On Wednesday when we arrived, I chatted to the safety guard at the Royal Suva Yacht club. He told us where the bus stops are, how to use the taxi, safety at the market, etc. On Thursday morning whilst we were on foot to Health Quarantine office to make the fist payment, we followed a gentleman crossing a very busy street. Francina made a remark to the gentlemen that she did not observe the red traffic light because she was following him. He recognized us and volunteered to introduce us to all the locally owned shops. I bought a very colorful Shirt made in Fiji, distributed by one of the villagers where they manufacture these shirts. "Bula" is good day in Fijian, and that is written on the shirt.
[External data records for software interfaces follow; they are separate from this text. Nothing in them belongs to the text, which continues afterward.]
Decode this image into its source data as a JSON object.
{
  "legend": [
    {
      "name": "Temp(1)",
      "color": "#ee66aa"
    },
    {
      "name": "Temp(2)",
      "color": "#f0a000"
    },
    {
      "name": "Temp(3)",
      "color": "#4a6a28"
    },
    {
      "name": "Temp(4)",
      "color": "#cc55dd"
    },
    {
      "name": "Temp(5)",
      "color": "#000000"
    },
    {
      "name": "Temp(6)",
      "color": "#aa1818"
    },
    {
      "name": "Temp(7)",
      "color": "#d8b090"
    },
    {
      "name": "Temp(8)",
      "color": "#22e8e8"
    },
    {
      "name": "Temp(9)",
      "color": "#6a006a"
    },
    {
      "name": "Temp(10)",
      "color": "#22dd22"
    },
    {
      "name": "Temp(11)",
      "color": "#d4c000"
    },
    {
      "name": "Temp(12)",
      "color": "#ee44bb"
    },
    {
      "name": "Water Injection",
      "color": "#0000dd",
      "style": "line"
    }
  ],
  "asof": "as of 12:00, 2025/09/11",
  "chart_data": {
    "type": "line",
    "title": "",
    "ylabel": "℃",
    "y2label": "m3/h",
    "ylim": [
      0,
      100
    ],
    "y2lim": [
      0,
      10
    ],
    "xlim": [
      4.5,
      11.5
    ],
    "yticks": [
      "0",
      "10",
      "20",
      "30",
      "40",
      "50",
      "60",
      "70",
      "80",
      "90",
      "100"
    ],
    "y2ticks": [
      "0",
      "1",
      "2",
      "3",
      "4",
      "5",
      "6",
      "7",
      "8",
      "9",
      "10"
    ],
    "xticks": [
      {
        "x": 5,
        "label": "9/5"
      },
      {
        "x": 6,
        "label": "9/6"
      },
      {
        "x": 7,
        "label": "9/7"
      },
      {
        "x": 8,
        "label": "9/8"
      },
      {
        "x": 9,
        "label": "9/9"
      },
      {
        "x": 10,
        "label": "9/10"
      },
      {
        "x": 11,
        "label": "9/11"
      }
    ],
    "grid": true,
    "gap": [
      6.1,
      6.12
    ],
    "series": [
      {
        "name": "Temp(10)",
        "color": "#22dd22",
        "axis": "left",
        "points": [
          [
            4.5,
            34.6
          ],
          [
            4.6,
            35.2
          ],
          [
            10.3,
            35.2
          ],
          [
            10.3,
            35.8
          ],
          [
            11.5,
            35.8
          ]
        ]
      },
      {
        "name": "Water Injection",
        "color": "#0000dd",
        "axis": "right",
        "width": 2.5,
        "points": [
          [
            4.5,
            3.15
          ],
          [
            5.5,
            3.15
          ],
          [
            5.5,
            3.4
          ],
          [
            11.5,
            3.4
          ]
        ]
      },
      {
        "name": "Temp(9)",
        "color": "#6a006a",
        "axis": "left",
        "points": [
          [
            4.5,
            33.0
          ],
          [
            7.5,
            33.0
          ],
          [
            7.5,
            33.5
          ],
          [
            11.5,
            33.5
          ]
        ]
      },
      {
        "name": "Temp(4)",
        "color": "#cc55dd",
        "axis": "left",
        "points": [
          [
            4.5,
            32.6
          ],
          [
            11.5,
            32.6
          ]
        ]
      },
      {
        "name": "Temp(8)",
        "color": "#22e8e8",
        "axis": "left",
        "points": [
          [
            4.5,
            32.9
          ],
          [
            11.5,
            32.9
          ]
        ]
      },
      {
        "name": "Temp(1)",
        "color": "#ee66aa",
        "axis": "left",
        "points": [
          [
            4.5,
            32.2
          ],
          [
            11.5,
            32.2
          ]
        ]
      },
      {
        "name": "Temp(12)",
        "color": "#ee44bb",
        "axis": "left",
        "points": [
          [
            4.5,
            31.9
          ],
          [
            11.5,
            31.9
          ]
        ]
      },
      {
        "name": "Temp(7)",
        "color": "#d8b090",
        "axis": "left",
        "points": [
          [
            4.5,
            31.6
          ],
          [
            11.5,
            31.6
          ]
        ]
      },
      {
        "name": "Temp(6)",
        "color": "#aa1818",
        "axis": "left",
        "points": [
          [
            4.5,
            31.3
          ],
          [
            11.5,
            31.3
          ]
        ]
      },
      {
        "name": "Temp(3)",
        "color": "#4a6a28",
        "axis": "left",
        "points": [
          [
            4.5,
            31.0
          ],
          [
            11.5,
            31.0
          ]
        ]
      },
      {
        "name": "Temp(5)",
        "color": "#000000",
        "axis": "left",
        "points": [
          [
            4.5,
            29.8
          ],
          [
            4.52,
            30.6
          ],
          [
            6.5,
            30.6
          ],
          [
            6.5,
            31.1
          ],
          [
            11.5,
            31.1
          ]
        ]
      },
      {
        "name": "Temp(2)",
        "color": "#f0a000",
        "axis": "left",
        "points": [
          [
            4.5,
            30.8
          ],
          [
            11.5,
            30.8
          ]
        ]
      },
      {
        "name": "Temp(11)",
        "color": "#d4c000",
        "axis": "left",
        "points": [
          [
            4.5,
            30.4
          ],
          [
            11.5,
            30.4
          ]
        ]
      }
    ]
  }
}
He took us to the market, showing the different grades of food, and he also took us to the youth craft market. We live on a yacht and does not have space for any of the crafts. we then went to the Health office to pay our duties. Tom is a chief in his village, and he managed to get the staff to serve us whilst it was officially their lunch hour. Normally you would need to pay extra for services delivered during lunch hour. Tom told us that the prices in Fiji go up when the Passenger tour ships arrive. He suggested that we avoid buying on the days that the ships are in the harbour. When we left these offices, we asked Tom to take us to a place where we can eat local food. The food was very very good, but a bit on the pricy side. We parted Tom when he arranged for a taxi to take us to the next office to get our cruising permit. He went home to his kids.
The Suva harbour is a bit dirty with all the ships in the different shipyards. We had a big diesel spill on one day. Some of the ships in the harbour are running generators right through the night whilst working on the boat. We had to move our anchorage due to the unbearable noise. There is also a lot of small boats traveling passed the yacht on their way to the various boats at anchor. During the day you will also see the locals fishing. On one occasion we saw two woman on something that looks like a big Wooden block drifting in the harbour, trying to catch fish. The guys on the small boats kept on towing them to shallow waters, but they kept on drifting back to the deep. It is amazing on what type of floatation device some people will bet their lives.
We normally walk to town and the market where we buy fresh produce. Almost everything costs $2, it is only the amount that varies. Once we have our backpack laden, we use the taxi to get back to the yacht club. We bought a bus card and are now traveling by bus instead of taxi. We explored the next suburb, called Lami and again used another bus to visit Lami bay. The shore bus that we used does not have any Windows. There are people living in shacks on the banks of the river, and there are people living in beautiful wooden houses. Some are very poor whilst it looks like others have more money. In the end, they are all very friendly, irrespective of their financial status. Do you measure wealth by the amount of money in the bank, or by the happiness that you convey. It is very hot and humid. It is overcast for most of the day, but only a few drops of rain every so often. It is stil 30 degrees inside the yacht at 9 at night.
To make use of the facilities at Royal Suva yacht club, you need to be a member. We took out membership, which costs fj$75 until the end of 2019. No fees to be paid for the hot showers, access to fresh water , diesel and petrol. Diesel cost fj$1.82 per liter.
We took our empty lpg bottle to Fiji gas for a refill on Monday. We arranged to collect on Wednesday, but it was not ready yet. Everything works on Fiji time. Maybe the delay is because we are using a 9kg bottle, where they are selling 12 kg bottles.
We took the bus to Laucala beach. We passed a number of motor spares shops, as well as a scrapyard or two. I need some parts and we made a note to take the same bus again for some shopping. We passed the International School where our friends teach. It was a very good outing to see a bit more of the island life in Suva's inland suburbs. We went back on the same bus, but got off at Nabua settlement. It turned out that we selected a day where the rain did not stop. We were walking kilometers from one shop to the next, without finding the needed spares. Eventually we got back on a bus in Samabula. Although it was raining and we got soaked, it was a pleasure walking in the rain.
We took a bus to Laucala Bay and the University of the South Pacific. USP has 14 campuses across 12 Pacific Island countries, with the main campus in Suva, Fiji. They welcome international students to enroll. There is apparently only one other University like this and it is the University of the West Indies in Jamaica. They serve 17 English speaking countries in the Caribbean.
When I woke up on Sunday, I felt that one of my k9 tooth were very sensitive. It is a tooth with a root canal treatment that was done last year in South Africa. I realized that it must mean that there is an abscess. I had some antibiotics on the yacht and started with the treatment right away. On Monday, I went to the first dentist who could only help me on Wednesday. I found a second dentist at Bright Smile Dentists and he was able to extract the tooth after they checked my blood pressure and sugar levels. I walked out of the practice with a tooth in my pocket, a Kiwi smile and $50 less in my wallet.